These are organic compounds that contain two groups of molecules: amino (-NH2) and carboxyl (-COOH). There are a total of 19 amino acids in the human diet, of which 11 are non-essential, and the remaining 8 are essential. It’s this critically important fact — that there are two types of amino acids — which should be well known and acted upon by eaters everywhere. If the expression “amino acid” doesn’t readily suggest the link to protein, the terms “nonessential” amino acids and “essential” amino acids may be resources of even greater confusion.
The supplement is fond of the term “essential”, and uses it frequently to describe something which is important, or critical, or irreplaceable. For instance, a nutritionist may logically notify her individual that eating 50 grams of protein daily is essential; and by this she means “very important”. This exact same application of the expression does now, however, flow into the “essential” and “non essential” amino acid language.
Non-essential amino acids
These are those that the body can synthesize itself. This doesn’t imply, of course, the body is able to create these non-essential amino acids from nothing. Rather, it means that the bodys own internal lab can create these 11 nonessential amino acids from raw materials. It’s because of this that these 11 amino acids are known as non-essential; it has nothing to do with the term “important” or “unimportant”.
Essential amino acids
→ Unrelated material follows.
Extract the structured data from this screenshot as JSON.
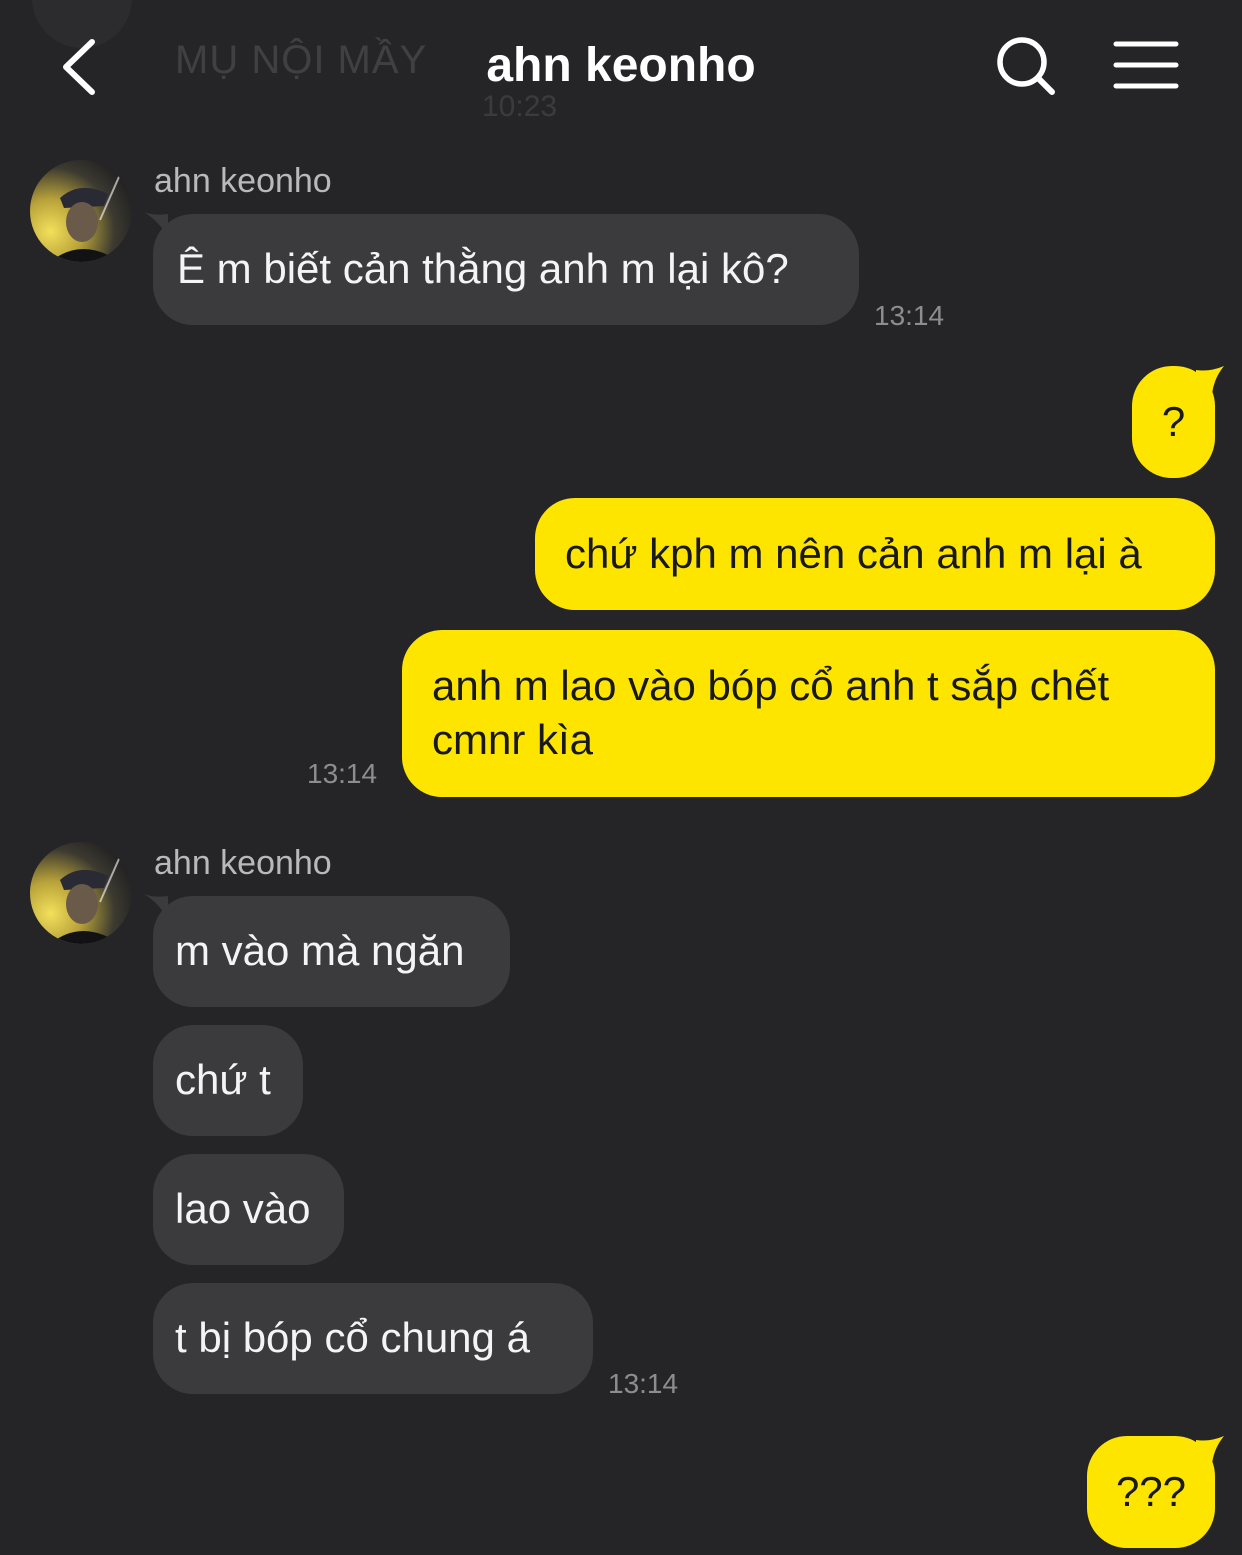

The remaining 8 amino acids are called essential; and this refers to the fact that they can’t be synthesized. The body can only receive them exogenously (eg. Understanding the significance of amino acids is critical, because a failure to consume foods that contain these essential amino acids may cause deficiency and adverse health consequences. When one considers the pain and distress caused by these four ill health effects, and the plethora of subsequent ailments they can excite, it becomes readily apparent that a knowledge of amino acids, and particularly “essential” amino acids, must be part of an intelligent eaters knowledge base.
While there has been some movement on the part of supplements companies to supply eaters with convenient and palatable sources of protein, many have put their advertising needs first and disregarded amino acids altogether. As a result of the omission, some eaters are now suffering from an “overdose” of protein. This is because what they’re eating might not supply them with the total, essential protein they need.
The only complete proteins around Earth are derived from milk, meat, poultry, fish and soy, and these foods aren’t found in our most common foods. There are, however, protein supplements which also provide proteins with the entire array of amino acids. The solution here is accessible and straightforward. Eaters must simply choose to consume foods and nutritional supplements offering a “complete” source of nourishment.
It follows that all 19 essential amino acids must be present including, obviously, that the”essential 8″ amino acids which the body can’t synthesize. There are a few businesses — though still obviously in the minority — which produce nutritional supplements that carefully make sure that each the amino acids are found. It’s notable that these businesses do not necessarily need to do this, since neither the Food and Drug Administration nor many customers are demanding this in their food labeling; at least, not yet. This is even more reason to laud those businesses which are putting people and nutrition first, and advertising a distant second.